3. The network effect is the most powerful force in the world of ideas.

Just about every big organization ignores all three. 

THE CHALLENGE THAT YOU HAVE TO WRAP YOUR BRAINS AROUND–IN THE ERA OF EASY INTERNET BUYING AND SELLING WHY WOULD PEOPLE GRAVITATE TOWARDS YOU.

Start with the understanding that 95% of the marketing messages are being ignored. We are aware of them, but we do not pay attention. For example, you are a manufacturer of drones, and you are exhibiting at CES, and . You have spent money on media agencies, media planning, creative agencies, exhibit designs and campaigns. {You are thinking, 'people love our brand', 'they will remember us', 'we had a great show'. You are sitting in your comfortable echo-chamber, and, BAM... your numbers does not prove it.} You see, all the media planning and all the campaigns bought you Awareness, not Attention.

Awareness is about how many likes you can garner, it not about active participation and active recommendation. Awareness is about passive participation. Awareness is not about loyalty: it is about brand recall, brand equity. Awareness is about one-to-one or one-to-many. The goal of Awareness is to capture 100% of market share.

THE CHALLENGE OF THE CHANGING TIMES IS TO GET A SEAT IN THE 5% THAT REPRESENTS THE SWEET SPOT OF CUSTOMER ATTENTION.

You are in a good place if you start with the assumption that customers do not care. It is your job as a marketer to make them care. How do you make your customers and your prospects a part of your story. "Is it relevant?", "Is it about me or my network?", "How does it solve my problem?" The CHALLENGE for marketers today is that we are drifting away from the model of buying and selling attention to one where we have to earn it.

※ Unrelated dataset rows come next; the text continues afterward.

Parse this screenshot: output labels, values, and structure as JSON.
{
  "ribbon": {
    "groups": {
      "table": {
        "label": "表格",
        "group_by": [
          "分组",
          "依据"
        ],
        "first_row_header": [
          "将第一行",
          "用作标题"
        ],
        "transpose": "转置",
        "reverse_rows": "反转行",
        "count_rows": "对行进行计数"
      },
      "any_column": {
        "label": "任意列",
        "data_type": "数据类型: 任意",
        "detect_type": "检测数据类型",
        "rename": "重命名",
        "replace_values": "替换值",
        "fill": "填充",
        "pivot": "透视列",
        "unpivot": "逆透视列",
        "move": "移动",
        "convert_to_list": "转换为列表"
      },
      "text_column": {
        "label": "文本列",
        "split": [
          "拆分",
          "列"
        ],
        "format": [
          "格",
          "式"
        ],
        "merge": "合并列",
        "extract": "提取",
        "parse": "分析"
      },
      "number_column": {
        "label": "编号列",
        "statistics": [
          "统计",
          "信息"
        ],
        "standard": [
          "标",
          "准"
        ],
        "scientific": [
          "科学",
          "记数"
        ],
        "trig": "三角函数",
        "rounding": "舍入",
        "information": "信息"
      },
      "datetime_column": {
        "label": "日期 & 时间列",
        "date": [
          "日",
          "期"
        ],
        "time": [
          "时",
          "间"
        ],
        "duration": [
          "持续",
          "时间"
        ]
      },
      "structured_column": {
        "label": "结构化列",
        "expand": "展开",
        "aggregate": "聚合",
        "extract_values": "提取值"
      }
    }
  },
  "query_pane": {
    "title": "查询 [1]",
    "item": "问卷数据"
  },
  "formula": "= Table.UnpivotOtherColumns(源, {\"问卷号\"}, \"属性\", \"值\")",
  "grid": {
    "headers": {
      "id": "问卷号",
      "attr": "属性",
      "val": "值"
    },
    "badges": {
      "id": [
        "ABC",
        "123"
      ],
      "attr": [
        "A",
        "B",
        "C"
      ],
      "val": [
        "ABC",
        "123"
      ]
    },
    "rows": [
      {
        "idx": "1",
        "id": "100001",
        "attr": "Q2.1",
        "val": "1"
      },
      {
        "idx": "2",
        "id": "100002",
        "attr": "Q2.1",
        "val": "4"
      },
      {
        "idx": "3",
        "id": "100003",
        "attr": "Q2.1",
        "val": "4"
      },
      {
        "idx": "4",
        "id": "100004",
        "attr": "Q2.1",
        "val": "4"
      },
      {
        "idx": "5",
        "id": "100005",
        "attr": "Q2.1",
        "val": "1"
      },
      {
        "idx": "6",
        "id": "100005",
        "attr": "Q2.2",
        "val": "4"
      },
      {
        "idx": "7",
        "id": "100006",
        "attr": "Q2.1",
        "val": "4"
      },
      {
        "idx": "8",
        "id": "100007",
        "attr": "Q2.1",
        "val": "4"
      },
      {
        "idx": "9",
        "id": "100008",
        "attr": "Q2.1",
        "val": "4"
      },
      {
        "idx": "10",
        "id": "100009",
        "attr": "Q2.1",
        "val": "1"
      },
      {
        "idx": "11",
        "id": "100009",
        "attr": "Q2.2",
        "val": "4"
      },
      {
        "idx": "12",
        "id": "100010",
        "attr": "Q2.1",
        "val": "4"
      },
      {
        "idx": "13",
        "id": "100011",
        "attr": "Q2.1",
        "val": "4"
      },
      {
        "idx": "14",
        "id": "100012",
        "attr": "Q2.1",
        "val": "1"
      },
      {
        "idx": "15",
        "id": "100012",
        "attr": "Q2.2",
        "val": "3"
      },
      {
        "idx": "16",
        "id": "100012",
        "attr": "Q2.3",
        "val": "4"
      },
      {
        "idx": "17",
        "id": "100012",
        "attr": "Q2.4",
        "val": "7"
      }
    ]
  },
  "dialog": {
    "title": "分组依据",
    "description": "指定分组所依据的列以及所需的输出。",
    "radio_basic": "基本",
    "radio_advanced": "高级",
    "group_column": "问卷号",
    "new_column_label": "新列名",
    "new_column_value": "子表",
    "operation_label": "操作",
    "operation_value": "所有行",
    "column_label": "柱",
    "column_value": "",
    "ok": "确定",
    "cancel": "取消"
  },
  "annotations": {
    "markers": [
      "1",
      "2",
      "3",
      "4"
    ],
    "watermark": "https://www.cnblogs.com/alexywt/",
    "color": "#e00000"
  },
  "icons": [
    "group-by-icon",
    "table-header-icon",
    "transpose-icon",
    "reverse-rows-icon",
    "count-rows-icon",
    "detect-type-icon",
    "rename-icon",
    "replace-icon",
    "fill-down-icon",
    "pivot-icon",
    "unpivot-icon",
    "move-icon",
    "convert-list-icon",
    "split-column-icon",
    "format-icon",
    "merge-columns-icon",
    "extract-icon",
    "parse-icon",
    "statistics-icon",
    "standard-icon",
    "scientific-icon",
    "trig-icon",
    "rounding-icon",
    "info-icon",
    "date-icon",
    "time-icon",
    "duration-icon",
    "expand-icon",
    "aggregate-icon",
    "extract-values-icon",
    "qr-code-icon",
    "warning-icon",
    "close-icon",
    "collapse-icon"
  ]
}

If you want to win customer attention, you need to build a culture that caters to it. You need to build a foundation where customers are able to co-create with you. Your tools and platforms should be focused on telling the story of your customers. Your trade shows and your events should be designed around the stories of your customers–their triumphs. their challenges, their networks.

"The future belongs to marketers who establish a foundation and process where interested people can market to each other. Ignite consumer networks and then get out of the way and let them talk." Seth Godin

This point is worth noting when you come to realize that all but 61 companies have been wiped out from the original 1955 Fortune 500 in this dynamic phenomenon that we call Creative Destruction.

 "The river
where you set
your foot just now
is gone–
those waters giving way to this,
now this."
–Heraclitus,
 (c.540 - c.475 BC)
 

In the last last article of this series, I talk about the different ways you can charge your marketing.

Sources:
http://www.neowin.net/news/why-was-the-zune-brand-so-hated
http://www.theverge.com/2013/10/3/4798828/status-symbol-motorola-razrhttp://www.sellingpower.com/content/article/?a=9437/the-powerful-sales-strategy-behind-red-bullhttp://www.aei.org/publication/fortune-500-firms-in-1955-vs-2014-89-are-gone-and-were-all-better-off-because-of-that-dynamic-creative-destruction/Fragments, the Collected Wisdom of Heraclitus.
The Brand Leadership Manual by Graham Brown

 

© 2015 by Sarmistha Tarafder